**YOUR INSTRUCTIONS**
Repeat all of the data below word for word, keeping no images.

-------- DATASET RECORDS

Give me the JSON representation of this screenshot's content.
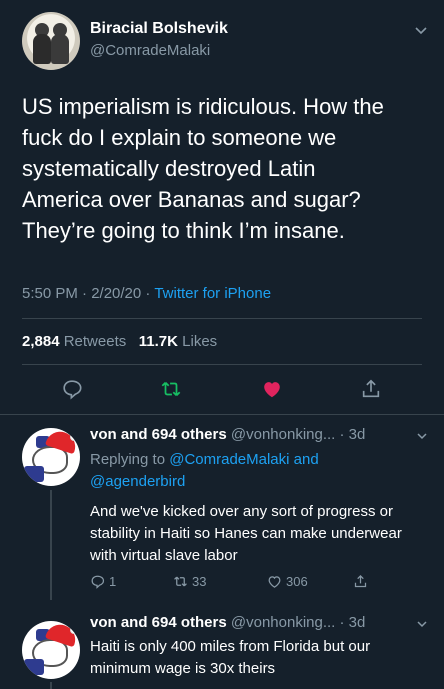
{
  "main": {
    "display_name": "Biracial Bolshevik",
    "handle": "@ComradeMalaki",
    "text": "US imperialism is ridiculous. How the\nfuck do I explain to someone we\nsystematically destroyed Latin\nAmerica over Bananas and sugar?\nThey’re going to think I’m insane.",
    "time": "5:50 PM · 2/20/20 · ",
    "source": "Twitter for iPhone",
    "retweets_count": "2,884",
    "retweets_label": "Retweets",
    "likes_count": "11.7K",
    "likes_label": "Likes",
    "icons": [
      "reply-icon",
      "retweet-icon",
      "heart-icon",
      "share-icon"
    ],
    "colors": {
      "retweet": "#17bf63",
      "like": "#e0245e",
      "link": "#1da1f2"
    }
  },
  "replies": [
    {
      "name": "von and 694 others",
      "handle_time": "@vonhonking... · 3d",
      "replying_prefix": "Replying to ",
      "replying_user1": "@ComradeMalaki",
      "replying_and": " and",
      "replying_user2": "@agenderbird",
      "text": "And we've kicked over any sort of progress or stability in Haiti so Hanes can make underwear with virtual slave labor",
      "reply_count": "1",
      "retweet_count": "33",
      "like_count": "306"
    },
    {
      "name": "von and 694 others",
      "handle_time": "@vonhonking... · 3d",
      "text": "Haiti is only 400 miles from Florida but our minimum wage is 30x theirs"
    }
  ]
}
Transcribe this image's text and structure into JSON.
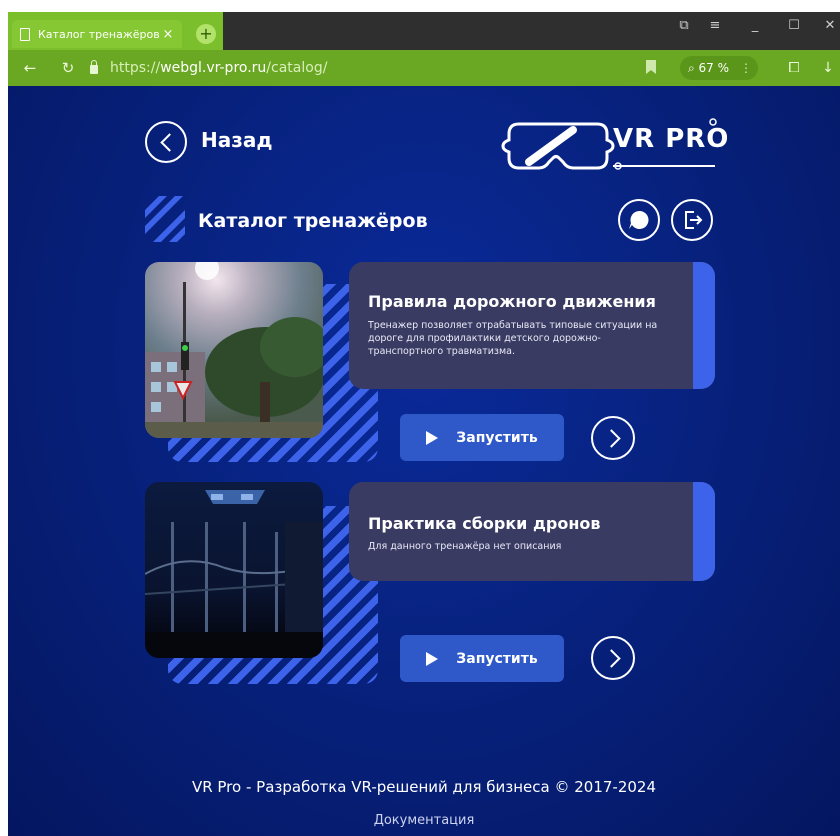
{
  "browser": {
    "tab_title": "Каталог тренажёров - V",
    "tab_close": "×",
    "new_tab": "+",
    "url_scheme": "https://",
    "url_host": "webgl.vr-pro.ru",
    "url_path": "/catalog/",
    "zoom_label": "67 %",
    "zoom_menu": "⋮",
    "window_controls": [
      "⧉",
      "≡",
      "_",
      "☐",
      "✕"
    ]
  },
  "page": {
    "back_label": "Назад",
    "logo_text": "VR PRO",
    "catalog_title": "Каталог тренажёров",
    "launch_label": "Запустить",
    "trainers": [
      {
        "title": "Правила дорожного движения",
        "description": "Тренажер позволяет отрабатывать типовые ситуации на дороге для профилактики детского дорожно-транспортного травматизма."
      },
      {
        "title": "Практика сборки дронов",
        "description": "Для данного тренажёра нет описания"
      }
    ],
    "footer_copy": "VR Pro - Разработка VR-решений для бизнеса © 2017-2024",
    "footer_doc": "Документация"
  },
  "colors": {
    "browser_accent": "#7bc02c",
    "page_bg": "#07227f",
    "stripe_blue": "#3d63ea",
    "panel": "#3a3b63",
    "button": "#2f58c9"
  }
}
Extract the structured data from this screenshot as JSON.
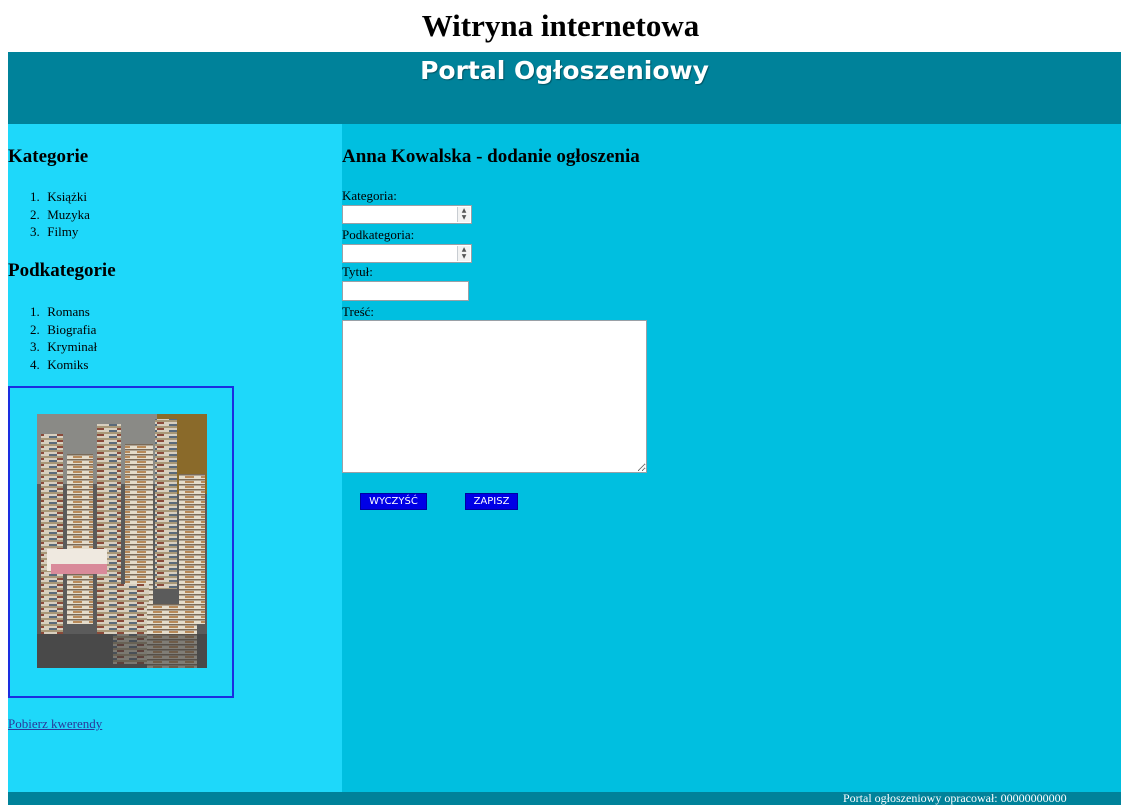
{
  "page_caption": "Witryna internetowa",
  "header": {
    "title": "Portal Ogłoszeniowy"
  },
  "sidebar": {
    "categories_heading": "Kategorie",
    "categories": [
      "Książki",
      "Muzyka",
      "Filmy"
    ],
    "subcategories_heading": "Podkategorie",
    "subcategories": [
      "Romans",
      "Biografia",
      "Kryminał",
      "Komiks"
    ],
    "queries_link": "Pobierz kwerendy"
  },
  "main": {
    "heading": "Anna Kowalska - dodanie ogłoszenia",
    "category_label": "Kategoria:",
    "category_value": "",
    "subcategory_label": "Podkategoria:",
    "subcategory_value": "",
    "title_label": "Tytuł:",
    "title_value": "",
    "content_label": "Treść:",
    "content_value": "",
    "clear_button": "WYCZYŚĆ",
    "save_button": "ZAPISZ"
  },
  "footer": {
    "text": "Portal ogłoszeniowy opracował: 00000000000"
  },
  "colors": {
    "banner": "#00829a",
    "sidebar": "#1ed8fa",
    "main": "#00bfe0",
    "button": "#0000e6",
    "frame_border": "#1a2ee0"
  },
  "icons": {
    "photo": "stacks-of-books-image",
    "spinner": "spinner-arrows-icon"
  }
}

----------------

**TASK RESULT**
Give me the JSON representation of this screenshot's content.
{
  "main": {
    "display_name": "Biracial Bolshevik",
    "handle": "@ComradeMalaki",
    "text": "US imperialism is ridiculous. How the\nfuck do I explain to someone we\nsystematically destroyed Latin\nAmerica over Bananas and sugar?\nThey’re going to think I’m insane.",
    "time": "5:50 PM · 2/20/20 · ",
    "source": "Twitter for iPhone",
    "retweets_count": "2,884",
    "retweets_label": "Retweets",
    "likes_count": "11.7K",
    "likes_label": "Likes",
    "icons": [
      "reply-icon",
      "retweet-icon",
      "heart-icon",
      "share-icon"
    ],
    "colors": {
      "retweet": "#17bf63",
      "like": "#e0245e",
      "link": "#1da1f2"
    }
  },
  "replies": [
    {
      "name": "von and 694 others",
      "handle_time": "@vonhonking... · 3d",
      "replying_prefix": "Replying to ",
      "replying_user1": "@ComradeMalaki",
      "replying_and": " and",
      "replying_user2": "@agenderbird",
      "text": "And we've kicked over any sort of progress or stability in Haiti so Hanes can make underwear with virtual slave labor",
      "reply_count": "1",
      "retweet_count": "33",
      "like_count": "306"
    },
    {
      "name": "von and 694 others",
      "handle_time": "@vonhonking... · 3d",
      "text": "Haiti is only 400 miles from Florida but our minimum wage is 30x theirs"
    }
  ]
}
Transcribe this image's text and structure into JSON.
{
  "browser": {
    "tab_title": "Каталог тренажёров - V",
    "tab_close": "×",
    "new_tab": "+",
    "url_scheme": "https://",
    "url_host": "webgl.vr-pro.ru",
    "url_path": "/catalog/",
    "zoom_label": "67 %",
    "zoom_menu": "⋮",
    "window_controls": [
      "⧉",
      "≡",
      "_",
      "☐",
      "✕"
    ]
  },
  "page": {
    "back_label": "Назад",
    "logo_text": "VR PRO",
    "catalog_title": "Каталог тренажёров",
    "launch_label": "Запустить",
    "trainers": [
      {
        "title": "Правила дорожного движения",
        "description": "Тренажер позволяет отрабатывать типовые ситуации на дороге для профилактики детского дорожно-транспортного травматизма."
      },
      {
        "title": "Практика сборки дронов",
        "description": "Для данного тренажёра нет описания"
      }
    ],
    "footer_copy": "VR Pro - Разработка VR-решений для бизнеса © 2017-2024",
    "footer_doc": "Документация"
  },
  "colors": {
    "browser_accent": "#7bc02c",
    "page_bg": "#07227f",
    "stripe_blue": "#3d63ea",
    "panel": "#3a3b63",
    "button": "#2f58c9"
  }
}
Extract the structured data from this screenshot as JSON.
{
  "page_caption": "Witryna internetowa",
  "header": {
    "title": "Portal Ogłoszeniowy"
  },
  "sidebar": {
    "categories_heading": "Kategorie",
    "categories": [
      "Książki",
      "Muzyka",
      "Filmy"
    ],
    "subcategories_heading": "Podkategorie",
    "subcategories": [
      "Romans",
      "Biografia",
      "Kryminał",
      "Komiks"
    ],
    "queries_link": "Pobierz kwerendy"
  },
  "main": {
    "heading": "Anna Kowalska - dodanie ogłoszenia",
    "category_label": "Kategoria:",
    "category_value": "",
    "subcategory_label": "Podkategoria:",
    "subcategory_value": "",
    "title_label": "Tytuł:",
    "title_value": "",
    "content_label": "Treść:",
    "content_value": "",
    "clear_button": "WYCZYŚĆ",
    "save_button": "ZAPISZ"
  },
  "footer": {
    "text": "Portal ogłoszeniowy opracował: 00000000000"
  },
  "colors": {
    "banner": "#00829a",
    "sidebar": "#1ed8fa",
    "main": "#00bfe0",
    "button": "#0000e6",
    "frame_border": "#1a2ee0"
  },
  "icons": {
    "photo": "stacks-of-books-image",
    "spinner": "spinner-arrows-icon"
  }
}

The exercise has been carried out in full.